Segment Start: Data extract
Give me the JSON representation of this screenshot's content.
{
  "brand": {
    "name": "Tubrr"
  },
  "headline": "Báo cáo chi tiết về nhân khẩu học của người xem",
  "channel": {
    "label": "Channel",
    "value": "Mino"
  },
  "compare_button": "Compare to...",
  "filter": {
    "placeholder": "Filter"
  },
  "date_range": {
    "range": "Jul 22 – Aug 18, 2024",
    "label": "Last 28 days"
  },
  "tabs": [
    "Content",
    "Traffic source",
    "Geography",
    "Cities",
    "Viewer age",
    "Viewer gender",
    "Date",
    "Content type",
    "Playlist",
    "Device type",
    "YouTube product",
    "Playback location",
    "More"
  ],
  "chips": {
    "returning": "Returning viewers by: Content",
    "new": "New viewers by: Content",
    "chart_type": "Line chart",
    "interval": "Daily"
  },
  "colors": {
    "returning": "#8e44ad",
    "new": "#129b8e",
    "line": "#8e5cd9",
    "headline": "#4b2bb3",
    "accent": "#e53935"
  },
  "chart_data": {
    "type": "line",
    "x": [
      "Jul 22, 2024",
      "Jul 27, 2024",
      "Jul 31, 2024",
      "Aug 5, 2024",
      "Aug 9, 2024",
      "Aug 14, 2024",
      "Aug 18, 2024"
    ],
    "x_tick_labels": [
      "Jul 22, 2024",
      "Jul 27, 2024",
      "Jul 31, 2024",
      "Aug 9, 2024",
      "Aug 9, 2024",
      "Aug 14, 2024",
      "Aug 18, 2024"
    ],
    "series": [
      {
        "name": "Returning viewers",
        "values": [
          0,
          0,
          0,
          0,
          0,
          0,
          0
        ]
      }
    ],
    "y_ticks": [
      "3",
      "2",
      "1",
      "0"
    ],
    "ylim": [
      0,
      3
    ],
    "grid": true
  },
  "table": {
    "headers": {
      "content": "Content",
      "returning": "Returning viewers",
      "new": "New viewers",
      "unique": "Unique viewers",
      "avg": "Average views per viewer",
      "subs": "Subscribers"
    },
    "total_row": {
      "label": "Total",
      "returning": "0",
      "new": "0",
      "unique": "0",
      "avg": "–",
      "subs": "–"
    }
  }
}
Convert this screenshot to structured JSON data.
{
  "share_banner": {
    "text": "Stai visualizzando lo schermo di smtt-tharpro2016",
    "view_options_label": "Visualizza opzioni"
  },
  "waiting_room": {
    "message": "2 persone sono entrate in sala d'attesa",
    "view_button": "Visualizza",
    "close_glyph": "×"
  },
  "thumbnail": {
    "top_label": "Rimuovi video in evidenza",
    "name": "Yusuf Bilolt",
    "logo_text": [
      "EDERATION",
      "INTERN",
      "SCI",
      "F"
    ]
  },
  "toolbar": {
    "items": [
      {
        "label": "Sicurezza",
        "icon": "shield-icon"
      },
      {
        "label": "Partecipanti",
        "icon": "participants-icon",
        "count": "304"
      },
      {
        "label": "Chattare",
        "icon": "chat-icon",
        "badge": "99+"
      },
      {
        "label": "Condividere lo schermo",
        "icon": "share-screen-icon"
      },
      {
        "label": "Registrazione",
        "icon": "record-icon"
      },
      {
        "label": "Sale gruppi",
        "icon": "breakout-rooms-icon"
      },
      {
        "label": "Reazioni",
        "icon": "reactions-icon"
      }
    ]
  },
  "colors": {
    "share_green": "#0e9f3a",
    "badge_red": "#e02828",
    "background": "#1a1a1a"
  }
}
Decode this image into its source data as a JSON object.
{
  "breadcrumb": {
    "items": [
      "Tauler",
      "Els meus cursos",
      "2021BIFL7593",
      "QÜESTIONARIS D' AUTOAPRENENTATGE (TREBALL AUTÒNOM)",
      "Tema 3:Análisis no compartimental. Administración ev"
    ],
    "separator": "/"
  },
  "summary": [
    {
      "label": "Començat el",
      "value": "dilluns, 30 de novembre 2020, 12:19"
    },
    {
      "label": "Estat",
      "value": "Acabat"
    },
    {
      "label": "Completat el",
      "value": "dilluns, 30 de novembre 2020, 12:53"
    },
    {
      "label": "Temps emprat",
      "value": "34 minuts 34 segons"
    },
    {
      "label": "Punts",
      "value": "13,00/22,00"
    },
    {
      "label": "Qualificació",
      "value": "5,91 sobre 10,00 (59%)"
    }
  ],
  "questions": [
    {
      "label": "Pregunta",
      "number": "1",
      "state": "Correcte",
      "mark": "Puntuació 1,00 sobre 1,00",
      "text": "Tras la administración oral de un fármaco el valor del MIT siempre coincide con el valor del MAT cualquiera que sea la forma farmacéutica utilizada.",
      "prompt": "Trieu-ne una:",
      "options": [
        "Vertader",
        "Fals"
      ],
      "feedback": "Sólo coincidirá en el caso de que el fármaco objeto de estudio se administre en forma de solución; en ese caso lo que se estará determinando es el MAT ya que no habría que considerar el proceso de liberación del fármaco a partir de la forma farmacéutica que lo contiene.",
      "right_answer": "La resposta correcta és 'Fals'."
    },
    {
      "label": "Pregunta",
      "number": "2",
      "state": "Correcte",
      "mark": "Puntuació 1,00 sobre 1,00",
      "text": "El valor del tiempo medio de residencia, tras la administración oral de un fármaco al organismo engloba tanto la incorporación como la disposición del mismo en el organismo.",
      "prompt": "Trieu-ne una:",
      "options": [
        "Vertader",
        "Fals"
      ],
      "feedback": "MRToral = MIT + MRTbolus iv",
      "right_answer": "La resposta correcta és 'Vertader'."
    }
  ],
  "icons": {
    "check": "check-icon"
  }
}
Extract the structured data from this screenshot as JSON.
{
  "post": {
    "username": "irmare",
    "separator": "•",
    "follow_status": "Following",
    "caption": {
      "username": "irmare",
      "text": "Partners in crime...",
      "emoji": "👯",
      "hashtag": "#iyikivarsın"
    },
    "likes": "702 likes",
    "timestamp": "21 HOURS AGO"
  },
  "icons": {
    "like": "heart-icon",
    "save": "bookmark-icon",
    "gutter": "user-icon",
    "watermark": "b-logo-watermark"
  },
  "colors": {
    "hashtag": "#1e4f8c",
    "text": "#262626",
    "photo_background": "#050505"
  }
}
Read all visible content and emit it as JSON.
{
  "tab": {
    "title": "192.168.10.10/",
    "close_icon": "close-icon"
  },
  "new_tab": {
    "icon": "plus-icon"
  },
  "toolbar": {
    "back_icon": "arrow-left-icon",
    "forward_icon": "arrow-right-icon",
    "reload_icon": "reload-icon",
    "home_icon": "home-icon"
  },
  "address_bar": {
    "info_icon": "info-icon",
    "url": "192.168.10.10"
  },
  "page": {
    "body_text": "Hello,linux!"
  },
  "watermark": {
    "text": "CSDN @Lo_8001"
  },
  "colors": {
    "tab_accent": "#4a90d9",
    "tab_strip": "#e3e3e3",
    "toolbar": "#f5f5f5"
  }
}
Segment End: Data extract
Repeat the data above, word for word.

Give me the JSON representation of this screenshot's content.
{
  "brand": {
    "name": "Tubrr"
  },
  "headline": "Báo cáo chi tiết về nhân khẩu học của người xem",
  "channel": {
    "label": "Channel",
    "value": "Mino"
  },
  "compare_button": "Compare to...",
  "filter": {
    "placeholder": "Filter"
  },
  "date_range": {
    "range": "Jul 22 – Aug 18, 2024",
    "label": "Last 28 days"
  },
  "tabs": [
    "Content",
    "Traffic source",
    "Geography",
    "Cities",
    "Viewer age",
    "Viewer gender",
    "Date",
    "Content type",
    "Playlist",
    "Device type",
    "YouTube product",
    "Playback location",
    "More"
  ],
  "chips": {
    "returning": "Returning viewers by: Content",
    "new": "New viewers by: Content",
    "chart_type": "Line chart",
    "interval": "Daily"
  },
  "colors": {
    "returning": "#8e44ad",
    "new": "#129b8e",
    "line": "#8e5cd9",
    "headline": "#4b2bb3",
    "accent": "#e53935"
  },
  "chart_data": {
    "type": "line",
    "x": [
      "Jul 22, 2024",
      "Jul 27, 2024",
      "Jul 31, 2024",
      "Aug 5, 2024",
      "Aug 9, 2024",
      "Aug 14, 2024",
      "Aug 18, 2024"
    ],
    "x_tick_labels": [
      "Jul 22, 2024",
      "Jul 27, 2024",
      "Jul 31, 2024",
      "Aug 9, 2024",
      "Aug 9, 2024",
      "Aug 14, 2024",
      "Aug 18, 2024"
    ],
    "series": [
      {
        "name": "Returning viewers",
        "values": [
          0,
          0,
          0,
          0,
          0,
          0,
          0
        ]
      }
    ],
    "y_ticks": [
      "3",
      "2",
      "1",
      "0"
    ],
    "ylim": [
      0,
      3
    ],
    "grid": true
  },
  "table": {
    "headers": {
      "content": "Content",
      "returning": "Returning viewers",
      "new": "New viewers",
      "unique": "Unique viewers",
      "avg": "Average views per viewer",
      "subs": "Subscribers"
    },
    "total_row": {
      "label": "Total",
      "returning": "0",
      "new": "0",
      "unique": "0",
      "avg": "–",
      "subs": "–"
    }
  }
}
Convert this screenshot to structured JSON data.
{
  "share_banner": {
    "text": "Stai visualizzando lo schermo di smtt-tharpro2016",
    "view_options_label": "Visualizza opzioni"
  },
  "waiting_room": {
    "message": "2 persone sono entrate in sala d'attesa",
    "view_button": "Visualizza",
    "close_glyph": "×"
  },
  "thumbnail": {
    "top_label": "Rimuovi video in evidenza",
    "name": "Yusuf Bilolt",
    "logo_text": [
      "EDERATION",
      "INTERN",
      "SCI",
      "F"
    ]
  },
  "toolbar": {
    "items": [
      {
        "label": "Sicurezza",
        "icon": "shield-icon"
      },
      {
        "label": "Partecipanti",
        "icon": "participants-icon",
        "count": "304"
      },
      {
        "label": "Chattare",
        "icon": "chat-icon",
        "badge": "99+"
      },
      {
        "label": "Condividere lo schermo",
        "icon": "share-screen-icon"
      },
      {
        "label": "Registrazione",
        "icon": "record-icon"
      },
      {
        "label": "Sale gruppi",
        "icon": "breakout-rooms-icon"
      },
      {
        "label": "Reazioni",
        "icon": "reactions-icon"
      }
    ]
  },
  "colors": {
    "share_green": "#0e9f3a",
    "badge_red": "#e02828",
    "background": "#1a1a1a"
  }
}
Decode this image into its source data as a JSON object.
{
  "breadcrumb": {
    "items": [
      "Tauler",
      "Els meus cursos",
      "2021BIFL7593",
      "QÜESTIONARIS D' AUTOAPRENENTATGE (TREBALL AUTÒNOM)",
      "Tema 3:Análisis no compartimental. Administración ev"
    ],
    "separator": "/"
  },
  "summary": [
    {
      "label": "Començat el",
      "value": "dilluns, 30 de novembre 2020, 12:19"
    },
    {
      "label": "Estat",
      "value": "Acabat"
    },
    {
      "label": "Completat el",
      "value": "dilluns, 30 de novembre 2020, 12:53"
    },
    {
      "label": "Temps emprat",
      "value": "34 minuts 34 segons"
    },
    {
      "label": "Punts",
      "value": "13,00/22,00"
    },
    {
      "label": "Qualificació",
      "value": "5,91 sobre 10,00 (59%)"
    }
  ],
  "questions": [
    {
      "label": "Pregunta",
      "number": "1",
      "state": "Correcte",
      "mark": "Puntuació 1,00 sobre 1,00",
      "text": "Tras la administración oral de un fármaco el valor del MIT siempre coincide con el valor del MAT cualquiera que sea la forma farmacéutica utilizada.",
      "prompt": "Trieu-ne una:",
      "options": [
        "Vertader",
        "Fals"
      ],
      "feedback": "Sólo coincidirá en el caso de que el fármaco objeto de estudio se administre en forma de solución; en ese caso lo que se estará determinando es el MAT ya que no habría que considerar el proceso de liberación del fármaco a partir de la forma farmacéutica que lo contiene.",
      "right_answer": "La resposta correcta és 'Fals'."
    },
    {
      "label": "Pregunta",
      "number": "2",
      "state": "Correcte",
      "mark": "Puntuació 1,00 sobre 1,00",
      "text": "El valor del tiempo medio de residencia, tras la administración oral de un fármaco al organismo engloba tanto la incorporación como la disposición del mismo en el organismo.",
      "prompt": "Trieu-ne una:",
      "options": [
        "Vertader",
        "Fals"
      ],
      "feedback": "MRToral = MIT + MRTbolus iv",
      "right_answer": "La resposta correcta és 'Vertader'."
    }
  ],
  "icons": {
    "check": "check-icon"
  }
}
Extract the structured data from this screenshot as JSON.
{
  "post": {
    "username": "irmare",
    "separator": "•",
    "follow_status": "Following",
    "caption": {
      "username": "irmare",
      "text": "Partners in crime...",
      "emoji": "👯",
      "hashtag": "#iyikivarsın"
    },
    "likes": "702 likes",
    "timestamp": "21 HOURS AGO"
  },
  "icons": {
    "like": "heart-icon",
    "save": "bookmark-icon",
    "gutter": "user-icon",
    "watermark": "b-logo-watermark"
  },
  "colors": {
    "hashtag": "#1e4f8c",
    "text": "#262626",
    "photo_background": "#050505"
  }
}
Read all visible content and emit it as JSON.
{
  "tab": {
    "title": "192.168.10.10/",
    "close_icon": "close-icon"
  },
  "new_tab": {
    "icon": "plus-icon"
  },
  "toolbar": {
    "back_icon": "arrow-left-icon",
    "forward_icon": "arrow-right-icon",
    "reload_icon": "reload-icon",
    "home_icon": "home-icon"
  },
  "address_bar": {
    "info_icon": "info-icon",
    "url": "192.168.10.10"
  },
  "page": {
    "body_text": "Hello,linux!"
  },
  "watermark": {
    "text": "CSDN @Lo_8001"
  },
  "colors": {
    "tab_accent": "#4a90d9",
    "tab_strip": "#e3e3e3",
    "toolbar": "#f5f5f5"
  }
}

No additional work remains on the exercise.